G. Gamard и Д. С. Пчелина планируют провести 4 занятия (на англ. языке).

Доступны 4 видеозаписи курса.

What is a computation? What is a computer? Can we express these concepts formally?

The answer to the last question is yes! The abstract model for a computer is called a Turing machine; this concept was actually invented before the first computer (in the modern sense) was built. A Turing machine can do all that a programming language or a CPU can do (and vice-versa), but is much simpler to understand and to analyze. This simplicity allows to show very general results, which hold for any kind of computer or programming language. For instance: there exist formal questions which cannot be answered correctly by a computer, ever.

In the first class, we will introduce Turing machines and review a few important results about them.

It turns out that the concept of «computation» isn't limited to Turing machines. Indeed, it is possible to embed a Turing machine in many different mathematical objects, which turns them into computers. One famous example of this is Wang tilings. In Wang's formalism, we are given a finite set of jigsaw puzzle pieces, called tiles, and we are asked to tesselate the whole geometrical plane with them. We have the right to copy each tile as many times as we want (infinitely many times), but we cannot rotate the tiles. The question of whether a given tileset can tesselate the plane is called the Domino problem.

In the second class, we will discover all about the Domino problem, why it was introduced and how researchers tried to solve it in the 1960's.

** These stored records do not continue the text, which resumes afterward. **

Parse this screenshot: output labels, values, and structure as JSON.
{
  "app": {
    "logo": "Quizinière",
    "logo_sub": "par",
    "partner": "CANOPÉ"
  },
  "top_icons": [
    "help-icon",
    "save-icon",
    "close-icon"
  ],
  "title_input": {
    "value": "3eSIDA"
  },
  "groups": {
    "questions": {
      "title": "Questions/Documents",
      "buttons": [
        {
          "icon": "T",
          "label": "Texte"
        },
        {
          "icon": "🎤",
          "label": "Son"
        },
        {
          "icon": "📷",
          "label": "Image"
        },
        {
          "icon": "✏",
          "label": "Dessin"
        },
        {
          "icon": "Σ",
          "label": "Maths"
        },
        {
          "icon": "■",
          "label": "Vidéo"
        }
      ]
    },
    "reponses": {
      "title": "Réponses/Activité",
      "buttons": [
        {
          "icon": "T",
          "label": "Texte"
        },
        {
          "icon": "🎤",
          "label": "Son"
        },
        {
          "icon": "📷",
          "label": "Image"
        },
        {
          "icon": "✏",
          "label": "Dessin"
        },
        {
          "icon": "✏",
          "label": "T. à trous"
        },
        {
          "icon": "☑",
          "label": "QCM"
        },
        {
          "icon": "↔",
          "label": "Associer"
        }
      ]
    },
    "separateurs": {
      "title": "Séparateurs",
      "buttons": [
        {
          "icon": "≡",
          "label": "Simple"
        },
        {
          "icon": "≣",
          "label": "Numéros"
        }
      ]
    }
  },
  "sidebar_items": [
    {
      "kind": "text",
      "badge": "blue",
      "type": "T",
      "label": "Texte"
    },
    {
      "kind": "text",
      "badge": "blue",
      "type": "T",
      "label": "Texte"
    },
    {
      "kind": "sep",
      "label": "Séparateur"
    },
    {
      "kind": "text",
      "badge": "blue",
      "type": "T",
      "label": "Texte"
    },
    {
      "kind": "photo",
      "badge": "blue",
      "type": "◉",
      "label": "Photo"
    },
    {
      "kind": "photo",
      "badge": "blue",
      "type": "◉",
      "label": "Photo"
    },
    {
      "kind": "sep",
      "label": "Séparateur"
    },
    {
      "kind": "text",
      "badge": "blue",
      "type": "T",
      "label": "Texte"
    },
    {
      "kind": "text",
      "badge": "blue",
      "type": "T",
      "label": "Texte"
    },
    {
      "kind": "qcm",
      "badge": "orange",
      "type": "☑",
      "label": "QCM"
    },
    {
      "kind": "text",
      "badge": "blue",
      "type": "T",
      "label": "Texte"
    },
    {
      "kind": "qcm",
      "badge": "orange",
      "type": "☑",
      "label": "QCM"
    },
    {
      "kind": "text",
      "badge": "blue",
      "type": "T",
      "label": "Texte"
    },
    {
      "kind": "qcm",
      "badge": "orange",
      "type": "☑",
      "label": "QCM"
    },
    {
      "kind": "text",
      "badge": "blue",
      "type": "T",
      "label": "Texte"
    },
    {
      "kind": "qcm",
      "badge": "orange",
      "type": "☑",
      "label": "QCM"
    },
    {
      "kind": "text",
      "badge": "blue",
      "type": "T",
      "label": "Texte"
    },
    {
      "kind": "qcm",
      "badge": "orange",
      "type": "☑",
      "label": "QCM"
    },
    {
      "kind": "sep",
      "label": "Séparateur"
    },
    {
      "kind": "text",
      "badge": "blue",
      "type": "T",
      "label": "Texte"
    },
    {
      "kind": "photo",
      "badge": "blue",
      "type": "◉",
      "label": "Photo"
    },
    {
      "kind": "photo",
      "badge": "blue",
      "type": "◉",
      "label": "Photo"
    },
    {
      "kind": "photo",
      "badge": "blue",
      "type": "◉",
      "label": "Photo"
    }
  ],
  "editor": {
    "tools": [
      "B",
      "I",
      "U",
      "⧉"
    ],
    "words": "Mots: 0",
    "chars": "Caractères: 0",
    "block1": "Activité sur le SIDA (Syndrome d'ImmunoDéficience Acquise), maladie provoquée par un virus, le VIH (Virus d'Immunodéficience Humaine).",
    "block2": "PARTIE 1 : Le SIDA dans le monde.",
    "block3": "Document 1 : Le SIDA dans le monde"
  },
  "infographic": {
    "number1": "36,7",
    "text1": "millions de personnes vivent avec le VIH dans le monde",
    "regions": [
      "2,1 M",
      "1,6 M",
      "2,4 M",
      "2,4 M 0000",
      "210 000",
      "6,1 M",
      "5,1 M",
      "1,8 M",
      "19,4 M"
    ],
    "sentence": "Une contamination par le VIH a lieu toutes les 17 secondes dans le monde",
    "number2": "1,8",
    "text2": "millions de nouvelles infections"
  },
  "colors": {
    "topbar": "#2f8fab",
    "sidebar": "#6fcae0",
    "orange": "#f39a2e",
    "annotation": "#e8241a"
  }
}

In the third class, we will show how to encode different things, notably a Turing machine, inside the Domino problem. This will explain why it was so hard to solve it.

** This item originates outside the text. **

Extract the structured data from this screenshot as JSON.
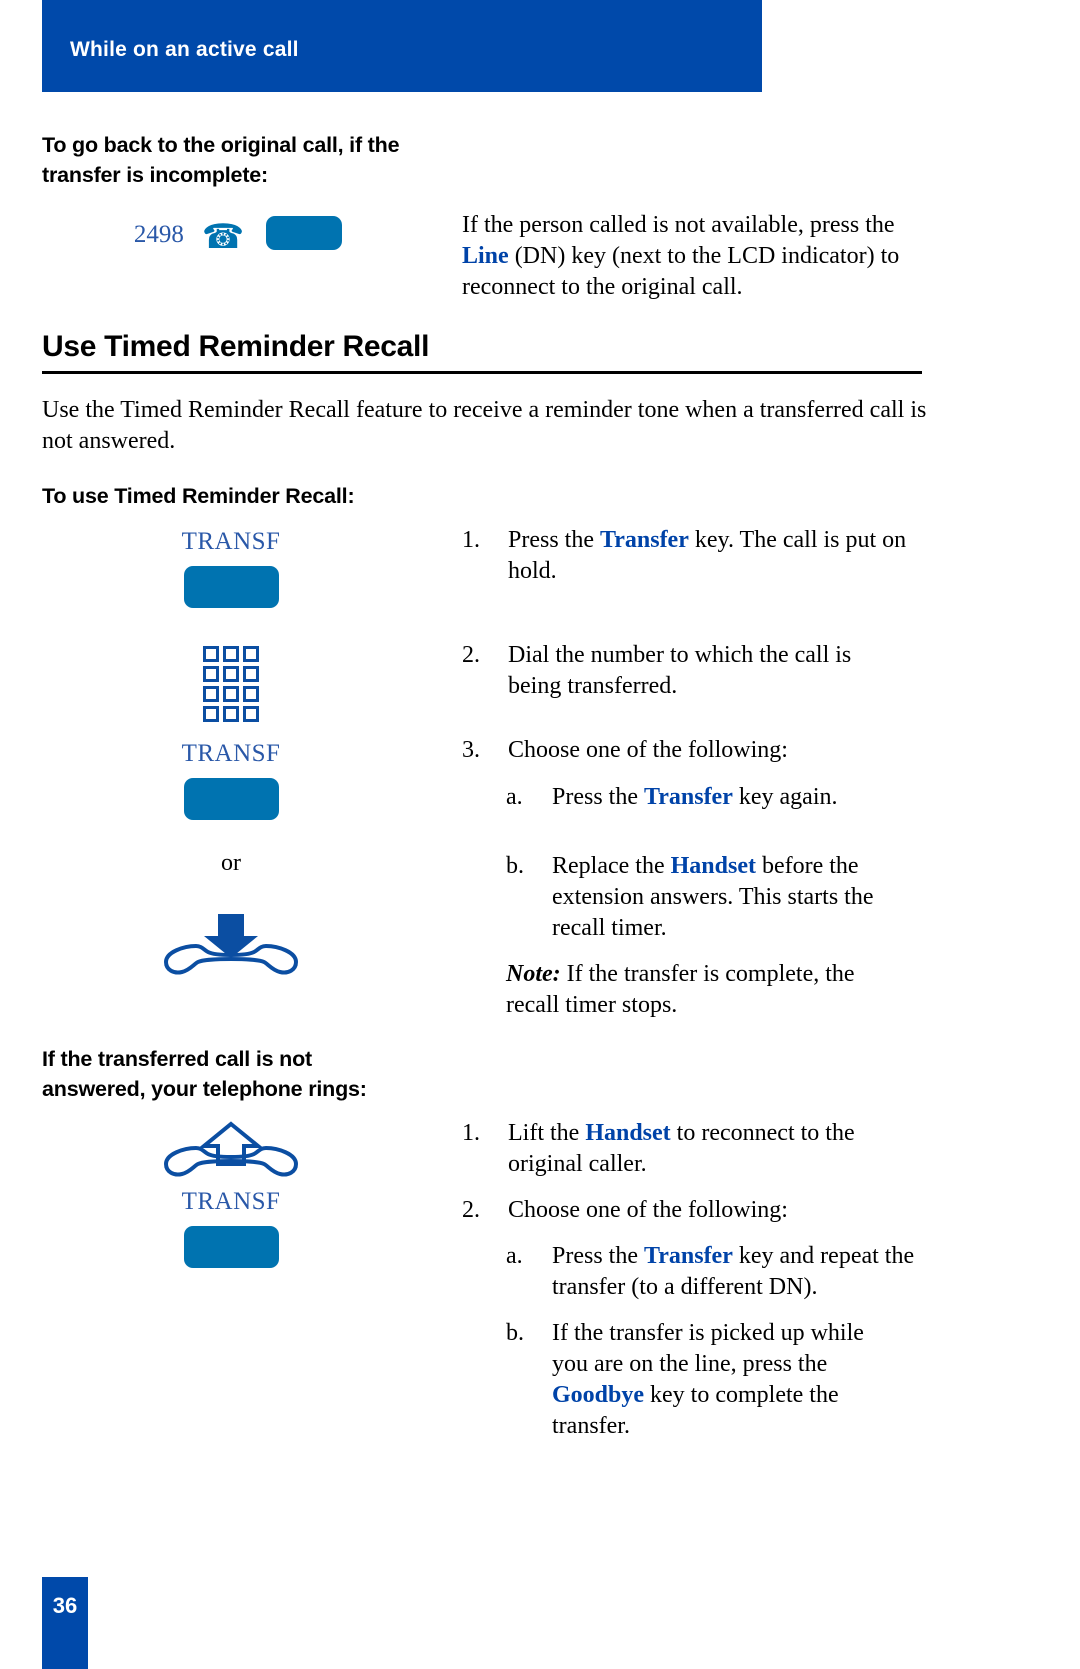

Finally in the fourth class, we will study a specific set of tiles with remarkable properties, introduced in 1996 by Kari and Culik. It considerably simplifies the embedding of computations inside tiles.

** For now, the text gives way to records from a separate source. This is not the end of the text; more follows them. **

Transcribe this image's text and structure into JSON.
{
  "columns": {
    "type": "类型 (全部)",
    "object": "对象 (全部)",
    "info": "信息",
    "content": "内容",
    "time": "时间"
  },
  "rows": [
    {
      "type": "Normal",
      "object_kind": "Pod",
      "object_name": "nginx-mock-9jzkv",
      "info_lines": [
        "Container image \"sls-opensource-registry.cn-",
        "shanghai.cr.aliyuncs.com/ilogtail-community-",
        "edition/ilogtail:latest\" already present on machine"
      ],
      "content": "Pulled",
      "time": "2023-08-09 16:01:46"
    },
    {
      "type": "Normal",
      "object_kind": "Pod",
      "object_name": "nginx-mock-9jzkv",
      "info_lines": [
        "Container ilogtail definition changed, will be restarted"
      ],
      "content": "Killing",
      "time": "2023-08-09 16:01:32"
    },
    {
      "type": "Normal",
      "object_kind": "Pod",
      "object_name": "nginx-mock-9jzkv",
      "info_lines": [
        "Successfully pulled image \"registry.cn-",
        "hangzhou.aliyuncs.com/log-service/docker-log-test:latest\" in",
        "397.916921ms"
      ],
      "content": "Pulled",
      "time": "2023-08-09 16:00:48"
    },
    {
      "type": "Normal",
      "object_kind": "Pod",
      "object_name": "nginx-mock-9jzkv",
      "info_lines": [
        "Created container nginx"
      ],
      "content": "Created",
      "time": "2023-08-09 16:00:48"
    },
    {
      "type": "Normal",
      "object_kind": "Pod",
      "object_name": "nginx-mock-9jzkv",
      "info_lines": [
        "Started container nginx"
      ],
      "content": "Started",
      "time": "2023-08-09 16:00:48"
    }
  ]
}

There are no prerequisites for the course, it should be possible to follow by high-school students. A background in programming and/or logic would be helpful, but is not necessary. The classes will be taught in English, but questions and exercises can be discussed either in Russian, in English or in French. Lecture notes might be available in English, while exercise sheets will be available in Russian and in English.